** Opening Supplied records block **
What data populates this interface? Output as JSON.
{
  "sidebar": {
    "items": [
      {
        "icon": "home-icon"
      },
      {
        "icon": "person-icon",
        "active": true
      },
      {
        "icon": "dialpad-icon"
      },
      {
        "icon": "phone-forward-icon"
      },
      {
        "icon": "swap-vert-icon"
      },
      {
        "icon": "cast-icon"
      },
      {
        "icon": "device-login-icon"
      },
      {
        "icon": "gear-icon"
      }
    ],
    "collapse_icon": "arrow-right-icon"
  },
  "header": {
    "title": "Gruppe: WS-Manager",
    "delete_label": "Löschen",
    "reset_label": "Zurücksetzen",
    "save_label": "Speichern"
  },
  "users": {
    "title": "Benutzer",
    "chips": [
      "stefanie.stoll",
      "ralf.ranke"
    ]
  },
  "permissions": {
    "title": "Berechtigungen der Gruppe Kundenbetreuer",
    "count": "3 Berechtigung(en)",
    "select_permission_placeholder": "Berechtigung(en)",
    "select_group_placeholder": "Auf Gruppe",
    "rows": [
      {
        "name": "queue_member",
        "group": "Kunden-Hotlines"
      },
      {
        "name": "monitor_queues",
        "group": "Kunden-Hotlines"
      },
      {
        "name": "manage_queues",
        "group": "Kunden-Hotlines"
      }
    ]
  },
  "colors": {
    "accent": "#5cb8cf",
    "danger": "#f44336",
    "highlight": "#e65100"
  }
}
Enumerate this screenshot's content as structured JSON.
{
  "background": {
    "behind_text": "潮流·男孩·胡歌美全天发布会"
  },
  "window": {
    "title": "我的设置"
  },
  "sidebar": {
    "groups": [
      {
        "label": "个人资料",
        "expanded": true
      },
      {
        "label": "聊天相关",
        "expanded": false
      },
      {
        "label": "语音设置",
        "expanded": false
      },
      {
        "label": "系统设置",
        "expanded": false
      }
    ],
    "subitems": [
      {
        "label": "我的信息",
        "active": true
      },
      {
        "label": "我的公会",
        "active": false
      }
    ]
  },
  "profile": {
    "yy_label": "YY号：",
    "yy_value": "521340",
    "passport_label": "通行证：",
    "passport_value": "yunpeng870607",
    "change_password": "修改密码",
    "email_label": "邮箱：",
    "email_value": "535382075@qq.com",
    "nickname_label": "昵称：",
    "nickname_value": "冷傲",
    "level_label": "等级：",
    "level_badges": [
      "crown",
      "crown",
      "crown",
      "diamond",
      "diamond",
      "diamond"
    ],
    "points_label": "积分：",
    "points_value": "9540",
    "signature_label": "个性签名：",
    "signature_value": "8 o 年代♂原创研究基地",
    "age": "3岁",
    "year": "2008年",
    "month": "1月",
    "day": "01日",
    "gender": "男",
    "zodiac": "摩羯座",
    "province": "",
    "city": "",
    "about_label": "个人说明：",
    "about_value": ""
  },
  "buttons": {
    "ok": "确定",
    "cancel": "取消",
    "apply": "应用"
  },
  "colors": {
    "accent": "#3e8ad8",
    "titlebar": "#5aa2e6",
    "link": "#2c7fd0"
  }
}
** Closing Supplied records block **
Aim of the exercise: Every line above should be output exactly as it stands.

Output of the exercise:
What data populates this interface? Output as JSON.
{
  "sidebar": {
    "items": [
      {
        "icon": "home-icon"
      },
      {
        "icon": "person-icon",
        "active": true
      },
      {
        "icon": "dialpad-icon"
      },
      {
        "icon": "phone-forward-icon"
      },
      {
        "icon": "swap-vert-icon"
      },
      {
        "icon": "cast-icon"
      },
      {
        "icon": "device-login-icon"
      },
      {
        "icon": "gear-icon"
      }
    ],
    "collapse_icon": "arrow-right-icon"
  },
  "header": {
    "title": "Gruppe: WS-Manager",
    "delete_label": "Löschen",
    "reset_label": "Zurücksetzen",
    "save_label": "Speichern"
  },
  "users": {
    "title": "Benutzer",
    "chips": [
      "stefanie.stoll",
      "ralf.ranke"
    ]
  },
  "permissions": {
    "title": "Berechtigungen der Gruppe Kundenbetreuer",
    "count": "3 Berechtigung(en)",
    "select_permission_placeholder": "Berechtigung(en)",
    "select_group_placeholder": "Auf Gruppe",
    "rows": [
      {
        "name": "queue_member",
        "group": "Kunden-Hotlines"
      },
      {
        "name": "monitor_queues",
        "group": "Kunden-Hotlines"
      },
      {
        "name": "manage_queues",
        "group": "Kunden-Hotlines"
      }
    ]
  },
  "colors": {
    "accent": "#5cb8cf",
    "danger": "#f44336",
    "highlight": "#e65100"
  }
}
Enumerate this screenshot's content as structured JSON.
{
  "background": {
    "behind_text": "潮流·男孩·胡歌美全天发布会"
  },
  "window": {
    "title": "我的设置"
  },
  "sidebar": {
    "groups": [
      {
        "label": "个人资料",
        "expanded": true
      },
      {
        "label": "聊天相关",
        "expanded": false
      },
      {
        "label": "语音设置",
        "expanded": false
      },
      {
        "label": "系统设置",
        "expanded": false
      }
    ],
    "subitems": [
      {
        "label": "我的信息",
        "active": true
      },
      {
        "label": "我的公会",
        "active": false
      }
    ]
  },
  "profile": {
    "yy_label": "YY号：",
    "yy_value": "521340",
    "passport_label": "通行证：",
    "passport_value": "yunpeng870607",
    "change_password": "修改密码",
    "email_label": "邮箱：",
    "email_value": "535382075@qq.com",
    "nickname_label": "昵称：",
    "nickname_value": "冷傲",
    "level_label": "等级：",
    "level_badges": [
      "crown",
      "crown",
      "crown",
      "diamond",
      "diamond",
      "diamond"
    ],
    "points_label": "积分：",
    "points_value": "9540",
    "signature_label": "个性签名：",
    "signature_value": "8 o 年代♂原创研究基地",
    "age": "3岁",
    "year": "2008年",
    "month": "1月",
    "day": "01日",
    "gender": "男",
    "zodiac": "摩羯座",
    "province": "",
    "city": "",
    "about_label": "个人说明：",
    "about_value": ""
  },
  "buttons": {
    "ok": "确定",
    "cancel": "取消",
    "apply": "应用"
  },
  "colors": {
    "accent": "#3e8ad8",
    "titlebar": "#5aa2e6",
    "link": "#2c7fd0"
  }
}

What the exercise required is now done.